No mother or father should go to prison for doing everything they can their child get the high-quality education they need for success in school and life. And yet, this is what is about to happen to Tanya McDowell, the Bridgeport, Conn., mother whose case has been covered by Dropout Nation since it made headlines last year. Last week, McDowell plead guilty to the ludicrous charge that can only be called stealing education; she will now spend five years in prison on those charges alone, essentially removed from the life of her son as he grows into manhood. It also means that once she leaves prison, she will have a conviction, essentially condemning her to the very poverty that she was trying to avoid for her child.
Now let’s make this clear: McDowell is no saint. After all, she also faced separate charges for other crimes. As I noted last year, McDowell was certainly doing right by her son in a good number of regards. But as I wrote last year, we cannot simply gloss over McDowell’s shortcomings no more than we would forget those of poor-performing teachers and incompetent principals. All are responsible for the lives of children — and none of them can afford to fail them.
At the same time, the reality is that McDowell was being used by Norwalk city and district officials as an example to other families willing to do anything to help their kid succeed. If McDowell was found guilty by trial for what can laughingly be called theft of educational services, she was going to spend 20 years in prison and repay the district back tuition.

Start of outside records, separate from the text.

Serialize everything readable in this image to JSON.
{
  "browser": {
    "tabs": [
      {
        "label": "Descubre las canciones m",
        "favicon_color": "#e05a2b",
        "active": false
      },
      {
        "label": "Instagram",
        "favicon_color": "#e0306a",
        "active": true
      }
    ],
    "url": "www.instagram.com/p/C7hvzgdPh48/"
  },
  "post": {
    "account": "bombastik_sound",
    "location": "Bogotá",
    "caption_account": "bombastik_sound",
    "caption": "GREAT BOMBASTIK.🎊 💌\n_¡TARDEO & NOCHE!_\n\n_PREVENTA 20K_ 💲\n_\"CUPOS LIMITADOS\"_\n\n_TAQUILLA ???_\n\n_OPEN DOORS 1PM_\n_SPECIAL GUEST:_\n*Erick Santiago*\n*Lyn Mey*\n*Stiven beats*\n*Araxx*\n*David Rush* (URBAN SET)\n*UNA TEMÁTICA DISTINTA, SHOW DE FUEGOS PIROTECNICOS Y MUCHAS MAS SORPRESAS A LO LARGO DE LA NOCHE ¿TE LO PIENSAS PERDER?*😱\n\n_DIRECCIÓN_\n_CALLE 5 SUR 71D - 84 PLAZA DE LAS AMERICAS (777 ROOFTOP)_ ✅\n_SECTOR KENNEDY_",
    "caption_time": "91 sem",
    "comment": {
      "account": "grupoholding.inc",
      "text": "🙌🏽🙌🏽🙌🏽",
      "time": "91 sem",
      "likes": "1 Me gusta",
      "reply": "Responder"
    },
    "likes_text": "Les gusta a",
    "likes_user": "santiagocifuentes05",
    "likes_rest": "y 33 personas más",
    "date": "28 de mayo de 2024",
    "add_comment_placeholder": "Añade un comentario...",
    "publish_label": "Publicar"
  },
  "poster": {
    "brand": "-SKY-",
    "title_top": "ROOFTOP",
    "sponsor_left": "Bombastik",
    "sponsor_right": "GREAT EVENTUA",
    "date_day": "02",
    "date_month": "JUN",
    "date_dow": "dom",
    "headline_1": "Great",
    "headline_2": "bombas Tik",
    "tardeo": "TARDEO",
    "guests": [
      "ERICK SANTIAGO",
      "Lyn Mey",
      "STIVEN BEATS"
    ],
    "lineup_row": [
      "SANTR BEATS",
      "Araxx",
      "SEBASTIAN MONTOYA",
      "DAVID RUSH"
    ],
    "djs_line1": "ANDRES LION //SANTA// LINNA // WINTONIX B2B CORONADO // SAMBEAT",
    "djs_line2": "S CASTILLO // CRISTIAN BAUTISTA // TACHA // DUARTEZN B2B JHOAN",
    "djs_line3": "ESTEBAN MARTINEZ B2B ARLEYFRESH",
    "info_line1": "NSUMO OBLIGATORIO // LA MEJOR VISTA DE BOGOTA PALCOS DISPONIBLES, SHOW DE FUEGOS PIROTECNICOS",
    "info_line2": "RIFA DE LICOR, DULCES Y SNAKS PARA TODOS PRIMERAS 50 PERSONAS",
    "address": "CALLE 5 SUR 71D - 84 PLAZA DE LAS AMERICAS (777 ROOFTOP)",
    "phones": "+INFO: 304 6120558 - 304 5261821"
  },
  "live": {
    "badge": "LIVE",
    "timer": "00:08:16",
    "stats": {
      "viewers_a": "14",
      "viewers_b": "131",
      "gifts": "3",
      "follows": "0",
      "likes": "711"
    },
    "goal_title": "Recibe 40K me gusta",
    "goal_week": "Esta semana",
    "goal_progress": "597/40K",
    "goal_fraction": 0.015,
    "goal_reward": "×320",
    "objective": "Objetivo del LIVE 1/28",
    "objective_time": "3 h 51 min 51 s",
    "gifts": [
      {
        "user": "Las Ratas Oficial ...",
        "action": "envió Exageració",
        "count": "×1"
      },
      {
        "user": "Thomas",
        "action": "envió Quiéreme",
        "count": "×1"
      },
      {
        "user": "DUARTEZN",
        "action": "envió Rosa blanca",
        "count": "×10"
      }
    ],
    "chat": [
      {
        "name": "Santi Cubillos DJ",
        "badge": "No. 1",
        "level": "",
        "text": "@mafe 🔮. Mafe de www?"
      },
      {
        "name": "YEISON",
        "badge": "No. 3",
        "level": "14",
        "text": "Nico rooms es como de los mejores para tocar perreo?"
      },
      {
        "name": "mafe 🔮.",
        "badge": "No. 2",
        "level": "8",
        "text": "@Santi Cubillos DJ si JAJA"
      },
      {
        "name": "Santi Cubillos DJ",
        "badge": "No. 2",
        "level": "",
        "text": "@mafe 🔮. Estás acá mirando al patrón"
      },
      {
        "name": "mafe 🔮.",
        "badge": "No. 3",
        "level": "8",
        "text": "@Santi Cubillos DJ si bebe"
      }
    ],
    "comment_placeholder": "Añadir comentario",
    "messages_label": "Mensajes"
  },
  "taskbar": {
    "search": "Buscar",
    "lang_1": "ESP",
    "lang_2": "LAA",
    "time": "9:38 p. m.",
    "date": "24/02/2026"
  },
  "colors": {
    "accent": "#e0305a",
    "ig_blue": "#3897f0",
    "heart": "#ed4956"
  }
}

That was about as much time as she would have gotten for the three other charges.
Which leads to the heart of the matter: No parent should have to fight so hard to help their kids get a high-quality education. Far too many parents, especially those from poor and minority backgrounds (and even many from the middle class) can’t access high-quality teaching and curricula for their kids. Contrary to what education traditionalists and the organizations and people that abet them want to proclaim, the problem isn’t choice, but the Zip Code Education policies — from intra-district zoned schooling policies, to restrictions on the existence and expansion of charter schools, vouchers, and other choice — that limit the ability of families to give their children what they deserve.
When it is far easier for poor and middle class households to get a wide array of high-quality options in areas of life in which the stakes are low such as dining, than it is for them to provide their child with good-to-great teachers and schools, we are dealing with a moral, intellectual, economic, and existential crisis that damages individuals, families, communities, in fact, this entire nation. Even worse, it is utter hypocrisy. Teachers, school leaders, and other players who defend the status quo in American public education have no right to blame parents for the academic problems facing their kids when the policies they defend effectively keep families from actually taking proactive action for them.
Tanya McDowell is no saint. She is also no different than Kelley Williams-Bolar, Annette Callahan, Marie Menard, your mother, or mine. Like all mothers, Tanya fought fiercely to provide her child with a life better than her own. She didn’t necessarily mother her son the right way. But she also doesn’t deserve prison time for doing what any parent should do when it comes to providing her child with a school fit for his genius and his future.
This must be made right. It starts with Gov. Dan Malloy, who now has an important opportunity to live up to his determination to be the School Reformer-in-Chief for the Nutmeg State, by immediately granting her a pardon, and declaring that it is time to expand school choice in his state. He should also back the efforts of the Connecticut Parents Union to abolish and revamp school residency laws in order to expand choice and Parent Power — and should also show up on March 14 for the rally on school reform the group will be holding. (You can sign the petition asking Malloy to pardon McDowell, if you so choose.)
Meanwhile legislators should join Malloy by moving immediately on revamping those rules, and begin the long-term overhaul of the state’s school funding system. This means the state taking over full funding of education, essentially turning those dollars into vouchers so they can follow a child to the best school opportunity for their needs.
But it’s not just time to end Zip Code Education in Connecticut. It is time for it to end in every state throughout this nation. This will take more than just petitions. As I made clear in this week’s Dropout Nation Podcast, it will take armies of families and school reformers, playing for keeps, tackling education traditionalists (especially school district bureaucracies) with bare knuckle tactics, just to end Zip Code Education and overhaul American public education. It cannot be incremental change either. Each day, we must commit to radically-yet-patiently transforming these systems. And it will mean hard battles day after day, both in rhetoric and in political action, in order for our children to get what they deserve.
Where a child lives should not determine the quality of teaching and instruction they must have in order to be successful educationally, socially, and economically.